Farmers face risk when adopting new practices

By Katie Rock - Center for Rural Affairs

Water quality is a contentious issue across the country. For example, in Iowa, continued high nitrogen, phosphorous, bacteria, and sediment levels in surface waters threaten public health and outdoor recreation.

In 2012, the state released a strategy to reduce nutrient and sediment loading in surface waters. However, the best plan forward remains uncertain. This lack of clarity leaves farmers feeling frustrated.

Farmers face risks, both real and perceived, to their production systems when adopting a new practice, and often need technical and financial support to counter these risks.

We recently released “Catching Waves: Farmers Gauge Risk to Advance Water Quality In Iowa,” which examines perceived production and social risks to adopting water quality improvement practices in the state.

Results show a majority of farmers do not feel social pressure to install additional conservation practices to improve water quality.
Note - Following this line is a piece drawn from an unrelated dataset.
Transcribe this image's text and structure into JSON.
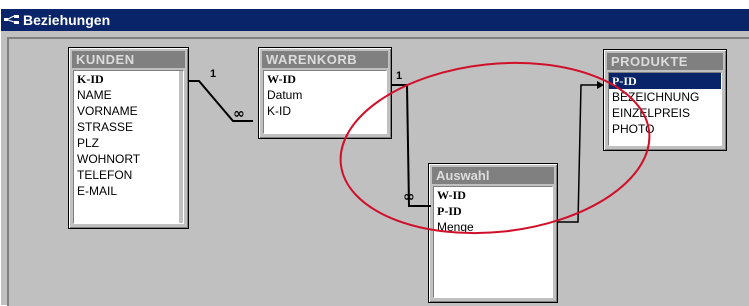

Beyond potential regulation, respondents identified soil health, nutrient retention, and cost savings as top reasons for new practice adoption.

Farmers say weather and shifting climatic patterns are the largest perceived threats to their operations. They also identified agricultural consolidation, fluctuating commodity prices, and nutrient and soil loss as top concerns.

As Iowa and other states continue to expand their watershed approach to water quality, understanding the needs, risks, and barriers farmers face will be critical.

These findings can help guide water quality efforts by researchers, farmers, watershed organizations, and government officials. The Center for Rural Affairs is dedicated to facilitating research-based solutions that elevate rural communities and people.

To view the report, visit

Established in 1973, the Center for Rural Affairs is a private, non-profit organization working to strengthen small businesses, family farms and ranches, and rural communities through action oriented programs addressing social, economic, and environmental issues.

By Katie Rock

Center for Rural Affairs